• **TASK BRIEF**: From the material below, copy out each line with the word "старые" in it.

• **DATASET RECORDS**:
--
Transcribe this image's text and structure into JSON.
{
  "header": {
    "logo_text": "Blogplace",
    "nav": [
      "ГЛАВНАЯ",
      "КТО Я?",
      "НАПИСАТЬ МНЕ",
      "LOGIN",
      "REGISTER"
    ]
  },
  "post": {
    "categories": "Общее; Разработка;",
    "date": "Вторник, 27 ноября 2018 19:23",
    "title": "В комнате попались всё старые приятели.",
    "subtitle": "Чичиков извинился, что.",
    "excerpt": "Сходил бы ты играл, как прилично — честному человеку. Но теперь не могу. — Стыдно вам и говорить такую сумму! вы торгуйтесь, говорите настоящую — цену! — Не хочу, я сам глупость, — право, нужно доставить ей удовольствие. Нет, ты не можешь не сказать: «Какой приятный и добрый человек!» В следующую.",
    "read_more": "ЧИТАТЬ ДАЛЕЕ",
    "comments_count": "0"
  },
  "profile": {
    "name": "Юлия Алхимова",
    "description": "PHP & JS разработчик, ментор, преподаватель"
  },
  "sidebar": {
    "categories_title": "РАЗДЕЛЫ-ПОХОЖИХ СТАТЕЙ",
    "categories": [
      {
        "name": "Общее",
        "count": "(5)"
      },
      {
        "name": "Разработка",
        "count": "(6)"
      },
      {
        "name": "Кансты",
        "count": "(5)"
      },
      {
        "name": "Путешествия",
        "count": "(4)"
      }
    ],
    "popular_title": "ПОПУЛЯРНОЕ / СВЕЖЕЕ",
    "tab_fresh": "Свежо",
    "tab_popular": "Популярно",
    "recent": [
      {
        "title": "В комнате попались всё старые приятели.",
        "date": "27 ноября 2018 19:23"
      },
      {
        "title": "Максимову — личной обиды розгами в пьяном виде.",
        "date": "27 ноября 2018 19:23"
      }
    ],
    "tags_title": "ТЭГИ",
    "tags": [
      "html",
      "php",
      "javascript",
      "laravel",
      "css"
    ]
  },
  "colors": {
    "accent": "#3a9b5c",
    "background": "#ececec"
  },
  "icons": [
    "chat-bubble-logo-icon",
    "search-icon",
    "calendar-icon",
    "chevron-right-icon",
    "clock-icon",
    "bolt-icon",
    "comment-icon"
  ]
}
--
• **RESPONSE TO THE EXERCISE**:
    "title": "В комнате попались всё старые приятели.",
        "title": "В комнате попались всё старые приятели.",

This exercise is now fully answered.